Content material: bankruptcy 1 The Controller's task (pages 1–12): bankruptcy 2 inner keep an eye on (pages 13–55): bankruptcy three making plans and the Strategic Plan (pages 56–72): bankruptcy four lengthy? variety financial statement (pages 73–86): bankruptcy five Annual Plan (pages 87–113): bankruptcy 6 revenues (pages 114–131): bankruptcy 7 Distribution bills (pages 132–147): bankruptcy eight Direct fabrics and hard work (pages 148–166): bankruptcy nine Overhead (pages 167–192): bankruptcy 10 normal and Administrative charges (pages 193–201): bankruptcy eleven funds and Investments (pages 202–220): bankruptcy 12 Receivables (pages 221–228): bankruptcy thirteen stock (pages 229–250): bankruptcy 14 estate, Plant, and kit (pages 251–270): bankruptcy 15 Liabilities (pages 271–280): bankruptcy sixteen fairness (pages 281–300): bankruptcy 17 Operational Accounting (pages 301–321): bankruptcy 18 the short shut (pages 322–340): bankruptcy 19 SEC Filings (pages 341–355): bankruptcy 20 functionality Measurements and traits (pages 356–377): bankruptcy 21 monetary research (pages 378–403): bankruptcy 22 expense relief (pages 404–431): bankruptcy 23 Taxes (pages 432–443): bankruptcy 24 settling on a monetary details process (pages 444–467):
- Fundamentals of Managerial Economics
- Managerial Accounting, 8th Edition
- Integrated Bank Analysis and Valuation: A Practical Guide to the ROIC Methodology
- Risk Management: The Bottleneck Is at the Top of the Bottle
Extra info for Briefcase Books Accounting For Managers
6. It is ingrained in the culture of the business that people would not even think about contravening our social values. 7. There are a significant number of things we do because we believe these to be the right things to do and we don’t specifically look at the impact on the bottom line. 8. We, our values and who we are, drive a lot of our activity as well.
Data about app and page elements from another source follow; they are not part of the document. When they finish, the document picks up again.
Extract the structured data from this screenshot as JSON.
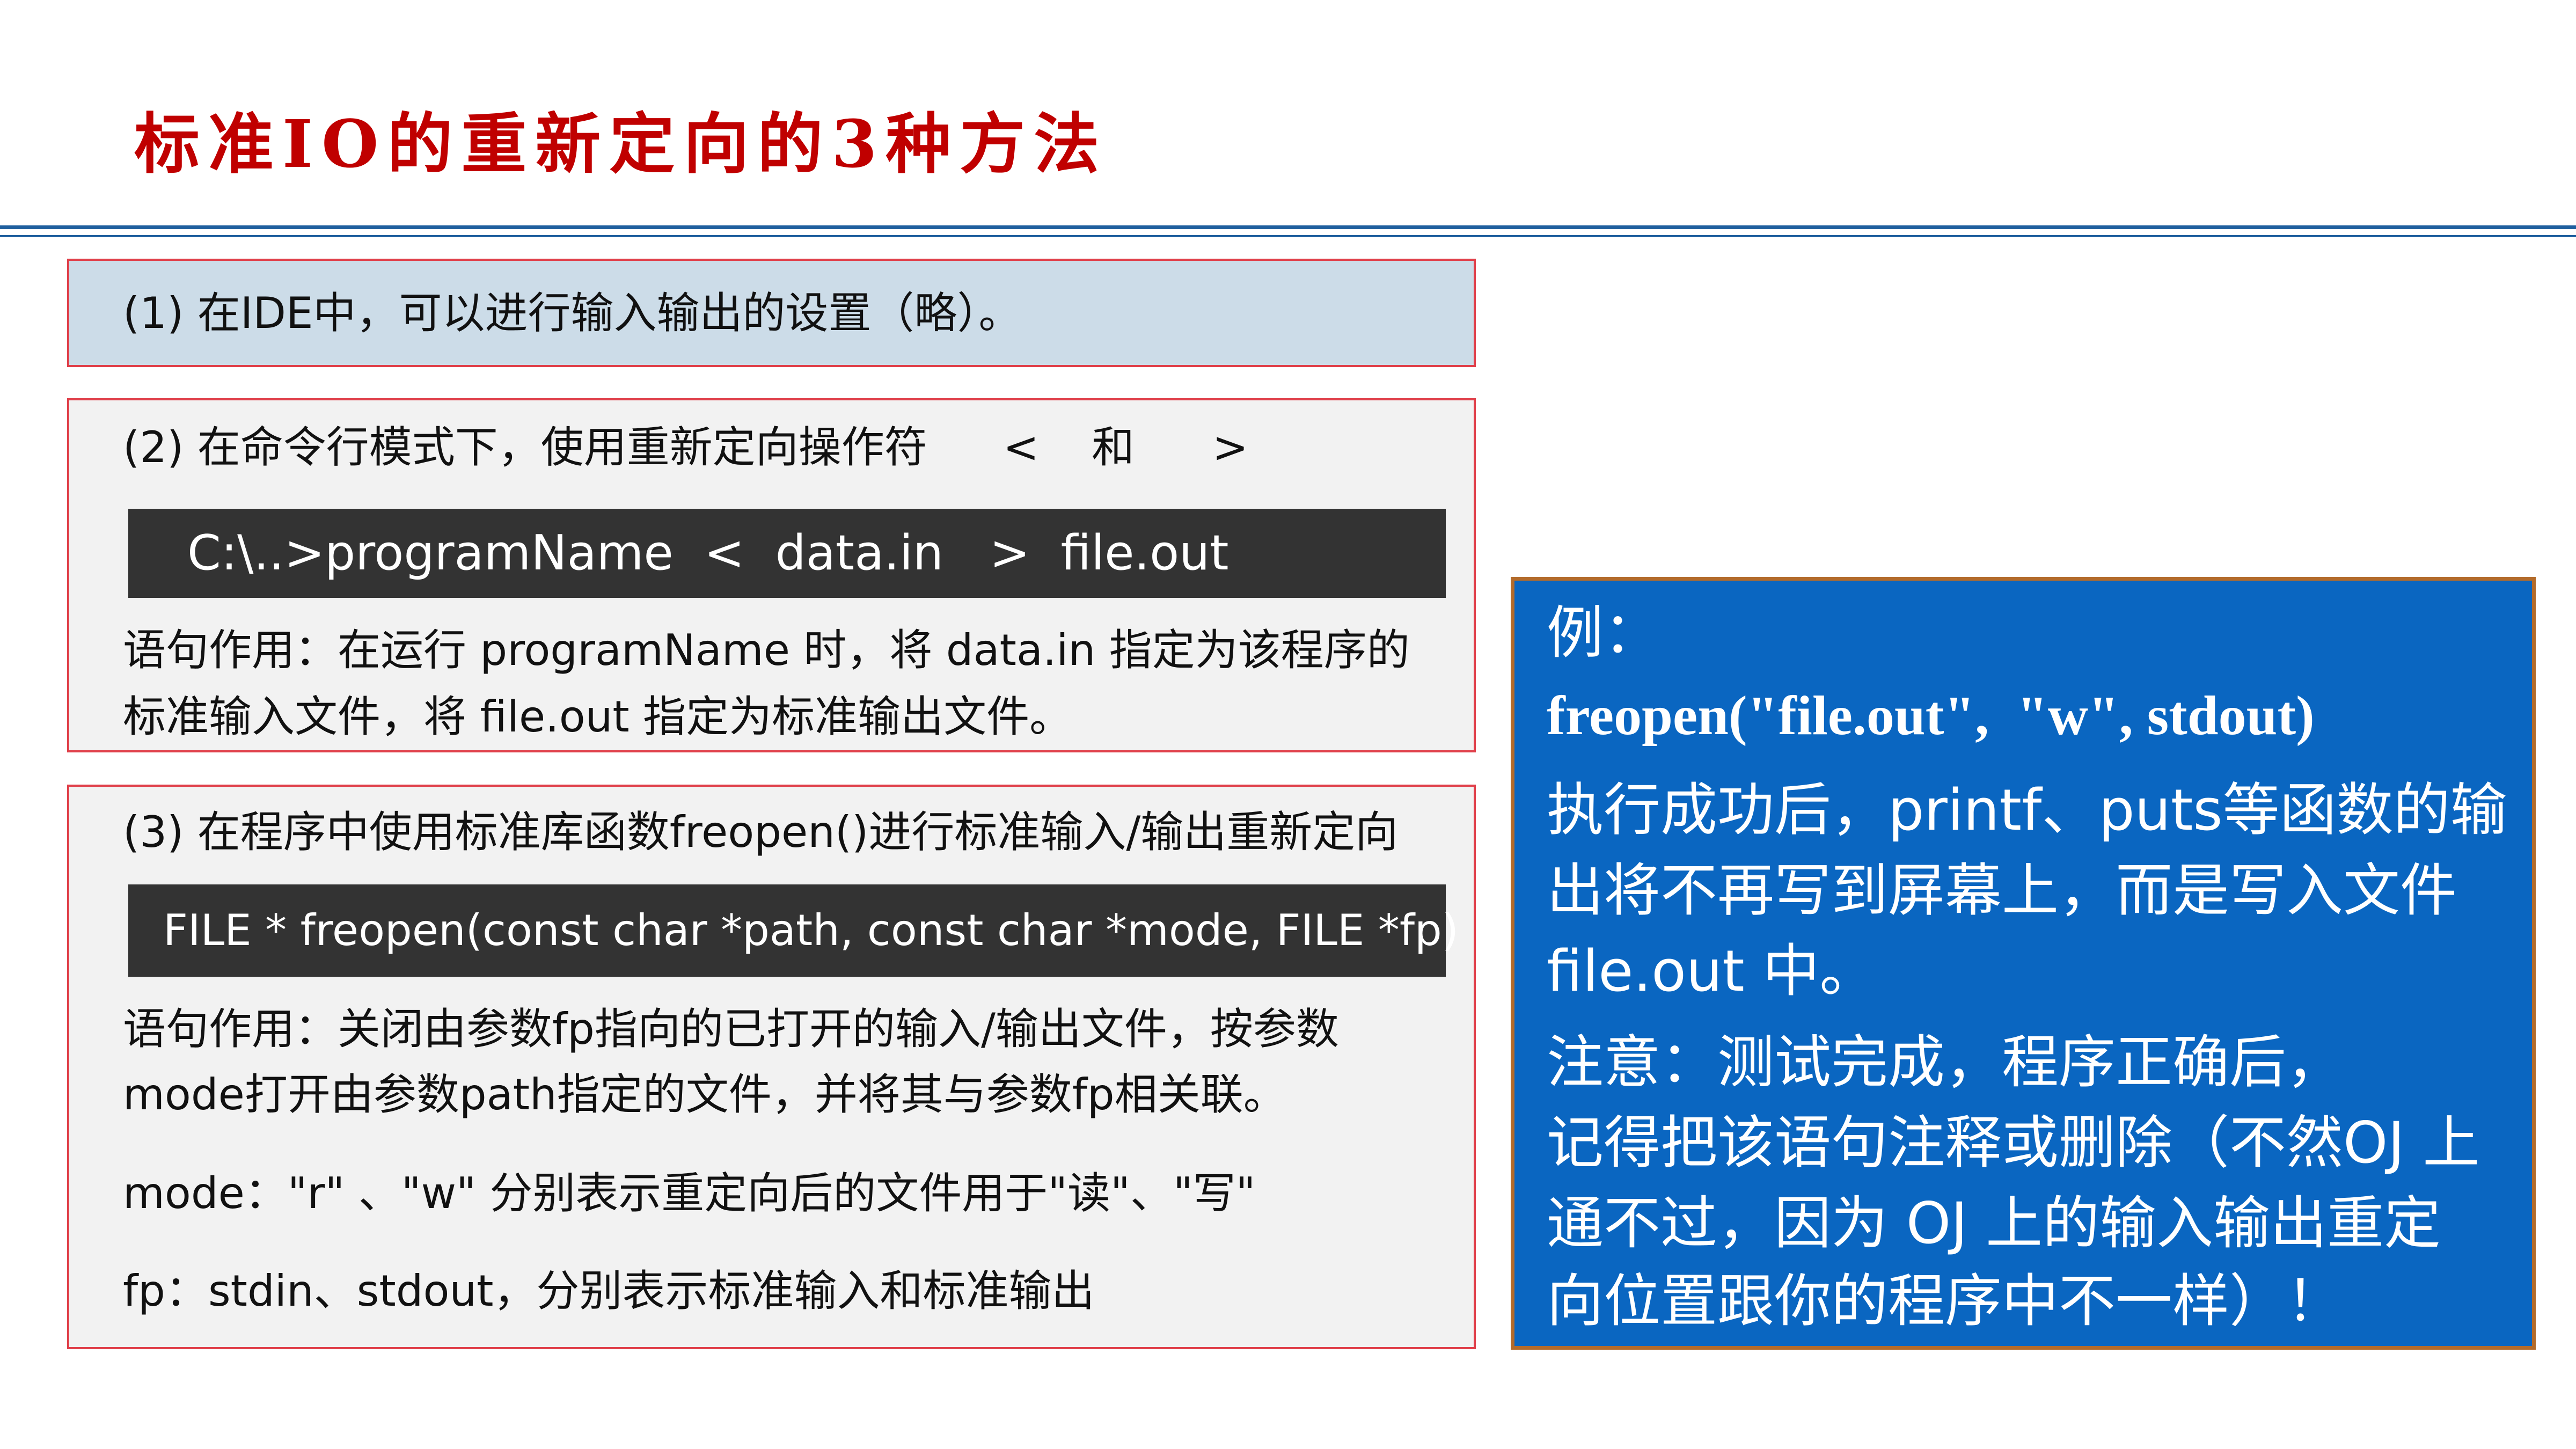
{
  "title": "标准IO的重新定向的3种方法",
  "box1": {
    "text": "(1) 在IDE中，可以进行输入输出的设置（略）。"
  },
  "box2": {
    "heading": "(2) 在命令行模式下，使用重新定向操作符",
    "op_lt": "<",
    "op_and": "和",
    "op_gt": ">",
    "command": "C:\\..>programName  <  data.in   >  file.out",
    "desc_line1": "语句作用：在运行 programName 时，将 data.in 指定为该程序的",
    "desc_line2": "标准输入文件，将 file.out 指定为标准输出文件。"
  },
  "box3": {
    "heading": "(3) 在程序中使用标准库函数freopen()进行标准输入/输出重新定向",
    "signature": "FILE * freopen(const char *path, const char *mode, FILE *fp)",
    "desc_line1": "语句作用：关闭由参数fp指向的已打开的输入/输出文件，按参数",
    "desc_line2": "mode打开由参数path指定的文件，并将其与参数fp相关联。",
    "mode_line": "mode：\"r\" 、\"w\" 分别表示重定向后的文件用于\"读\"、\"写\"",
    "fp_line": "fp：stdin、stdout，分别表示标准输入和标准输出"
  },
  "example": {
    "label": "例：",
    "code": "freopen(\"file.out\",  \"w\", stdout)",
    "line1": "执行成功后，printf、puts等函数的输",
    "line2": "出将不再写到屏幕上，而是写入文件",
    "line3": "file.out 中。",
    "line4": "注意：测试完成，程序正确后，",
    "line5": "记得把该语句注释或删除（不然OJ 上",
    "line6": "通不过，因为 OJ 上的输入输出重定",
    "line7": "向位置跟你的程序中不一样）！"
  },
  "colors": {
    "title": "#c00000",
    "rule": "#1f5f9e",
    "box_border": "#e0404a",
    "box1_bg": "#ccdce8",
    "box_bg": "#f2f2f2",
    "code_bg": "#333333",
    "panel_bg": "#0a66c1",
    "panel_border": "#b36b2b"
  }
}
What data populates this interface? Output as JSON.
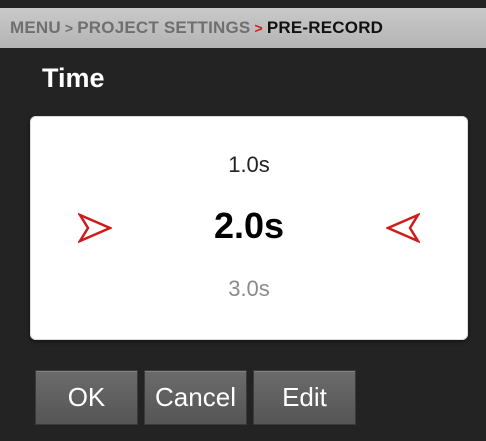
{
  "breadcrumb": {
    "items": [
      "MENU",
      "PROJECT SETTINGS",
      "PRE-RECORD"
    ],
    "separator": ">"
  },
  "title": "Time",
  "picker": {
    "previous": "1.0s",
    "current": "2.0s",
    "next": "3.0s",
    "arrow_color": "#d11a1a"
  },
  "buttons": {
    "ok": "OK",
    "cancel": "Cancel",
    "edit": "Edit"
  },
  "colors": {
    "accent": "#d11a1a",
    "background": "#232323",
    "breadcrumb_bg": "#bdbdbd"
  }
}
Corporate Social Responsibility Decision-making 23 Managers were expected to make socially aware decisions. One manager gave examples that illustrated such decisions.
Customers – customers’ needs and expectations drive B’s actions 2. Process – B will deliver value through processes which it will seek continuously to improve 3. People – B will train and develop all staff to realise their full potential to serve our customers. Every employee attended either a two-day training course or a four-day training course (for senior managers) to reinforce what the practical implications of Total Customer Satisfaction were. One interviewee summed up the changes arising from this Total Customer Satisfaction initiative: The very same people who were telling us in the 1980s that we were arrogant, remote, uncaring, subsequently in the 1990s rated us the best company to deal with four years on the trot.
Integrity sets the tone for all decision-making within the organisation. Indeed there are specific references in B’s group mission statement to being an ethical company. Another interviewee argued: In the 1980s and 90s we started to use management consultancy language to describe our values; but, you know, they’ve been the unwritten values of the organisation for generations. In B’s vision statement there are three brand values, namely 1. financially secure 2. trustworthy 3. caring. One interviewee referred to the second and third of these brand values as being ‘highly ethical values to have’.